Excerpts from an interface dataset

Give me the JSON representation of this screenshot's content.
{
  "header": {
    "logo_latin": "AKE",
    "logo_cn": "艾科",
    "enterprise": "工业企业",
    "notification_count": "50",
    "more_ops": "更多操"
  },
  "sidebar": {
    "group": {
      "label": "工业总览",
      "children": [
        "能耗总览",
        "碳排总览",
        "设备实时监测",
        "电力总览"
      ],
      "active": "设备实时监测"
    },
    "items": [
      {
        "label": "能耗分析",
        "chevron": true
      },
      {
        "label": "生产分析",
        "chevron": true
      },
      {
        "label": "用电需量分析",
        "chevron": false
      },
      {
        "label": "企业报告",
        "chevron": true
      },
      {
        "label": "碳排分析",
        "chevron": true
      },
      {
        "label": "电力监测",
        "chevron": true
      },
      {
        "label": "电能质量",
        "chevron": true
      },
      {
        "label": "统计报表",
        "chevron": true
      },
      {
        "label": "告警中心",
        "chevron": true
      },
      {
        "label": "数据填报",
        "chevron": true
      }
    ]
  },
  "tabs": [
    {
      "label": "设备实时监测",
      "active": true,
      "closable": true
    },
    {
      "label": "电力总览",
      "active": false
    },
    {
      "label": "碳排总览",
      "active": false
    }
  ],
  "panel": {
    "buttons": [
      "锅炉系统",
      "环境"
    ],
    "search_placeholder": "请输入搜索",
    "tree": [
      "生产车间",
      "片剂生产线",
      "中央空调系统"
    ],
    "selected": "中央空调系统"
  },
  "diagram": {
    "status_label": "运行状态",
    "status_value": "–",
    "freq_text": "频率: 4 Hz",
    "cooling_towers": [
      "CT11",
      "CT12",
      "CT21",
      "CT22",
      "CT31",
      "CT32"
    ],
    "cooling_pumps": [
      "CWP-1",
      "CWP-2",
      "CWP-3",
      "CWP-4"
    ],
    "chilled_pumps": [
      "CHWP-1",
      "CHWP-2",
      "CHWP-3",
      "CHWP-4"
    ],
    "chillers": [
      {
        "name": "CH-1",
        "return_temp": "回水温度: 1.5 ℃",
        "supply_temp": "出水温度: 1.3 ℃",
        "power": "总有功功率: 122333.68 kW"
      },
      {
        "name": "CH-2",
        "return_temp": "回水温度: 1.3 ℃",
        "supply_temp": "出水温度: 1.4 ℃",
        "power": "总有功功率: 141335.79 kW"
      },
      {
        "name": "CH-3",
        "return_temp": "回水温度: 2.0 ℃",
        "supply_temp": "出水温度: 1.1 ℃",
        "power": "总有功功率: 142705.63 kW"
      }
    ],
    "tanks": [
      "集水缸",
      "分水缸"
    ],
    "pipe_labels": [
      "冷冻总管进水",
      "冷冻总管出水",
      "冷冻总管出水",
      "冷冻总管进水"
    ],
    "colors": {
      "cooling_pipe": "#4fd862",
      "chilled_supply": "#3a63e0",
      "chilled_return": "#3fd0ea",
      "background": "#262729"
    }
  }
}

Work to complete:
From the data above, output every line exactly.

Output of the task:
Give me the JSON representation of this screenshot's content.
{
  "header": {
    "logo_latin": "AKE",
    "logo_cn": "艾科",
    "enterprise": "工业企业",
    "notification_count": "50",
    "more_ops": "更多操"
  },
  "sidebar": {
    "group": {
      "label": "工业总览",
      "children": [
        "能耗总览",
        "碳排总览",
        "设备实时监测",
        "电力总览"
      ],
      "active": "设备实时监测"
    },
    "items": [
      {
        "label": "能耗分析",
        "chevron": true
      },
      {
        "label": "生产分析",
        "chevron": true
      },
      {
        "label": "用电需量分析",
        "chevron": false
      },
      {
        "label": "企业报告",
        "chevron": true
      },
      {
        "label": "碳排分析",
        "chevron": true
      },
      {
        "label": "电力监测",
        "chevron": true
      },
      {
        "label": "电能质量",
        "chevron": true
      },
      {
        "label": "统计报表",
        "chevron": true
      },
      {
        "label": "告警中心",
        "chevron": true
      },
      {
        "label": "数据填报",
        "chevron": true
      }
    ]
  },
  "tabs": [
    {
      "label": "设备实时监测",
      "active": true,
      "closable": true
    },
    {
      "label": "电力总览",
      "active": false
    },
    {
      "label": "碳排总览",
      "active": false
    }
  ],
  "panel": {
    "buttons": [
      "锅炉系统",
      "环境"
    ],
    "search_placeholder": "请输入搜索",
    "tree": [
      "生产车间",
      "片剂生产线",
      "中央空调系统"
    ],
    "selected": "中央空调系统"
  },
  "diagram": {
    "status_label": "运行状态",
    "status_value": "–",
    "freq_text": "频率: 4 Hz",
    "cooling_towers": [
      "CT11",
      "CT12",
      "CT21",
      "CT22",
      "CT31",
      "CT32"
    ],
    "cooling_pumps": [
      "CWP-1",
      "CWP-2",
      "CWP-3",
      "CWP-4"
    ],
    "chilled_pumps": [
      "CHWP-1",
      "CHWP-2",
      "CHWP-3",
      "CHWP-4"
    ],
    "chillers": [
      {
        "name": "CH-1",
        "return_temp": "回水温度: 1.5 ℃",
        "supply_temp": "出水温度: 1.3 ℃",
        "power": "总有功功率: 122333.68 kW"
      },
      {
        "name": "CH-2",
        "return_temp": "回水温度: 1.3 ℃",
        "supply_temp": "出水温度: 1.4 ℃",
        "power": "总有功功率: 141335.79 kW"
      },
      {
        "name": "CH-3",
        "return_temp": "回水温度: 2.0 ℃",
        "supply_temp": "出水温度: 1.1 ℃",
        "power": "总有功功率: 142705.63 kW"
      }
    ],
    "tanks": [
      "集水缸",
      "分水缸"
    ],
    "pipe_labels": [
      "冷冻总管进水",
      "冷冻总管出水",
      "冷冻总管出水",
      "冷冻总管进水"
    ],
    "colors": {
      "cooling_pipe": "#4fd862",
      "chilled_supply": "#3a63e0",
      "chilled_return": "#3fd0ea",
      "background": "#262729"
    }
  }
}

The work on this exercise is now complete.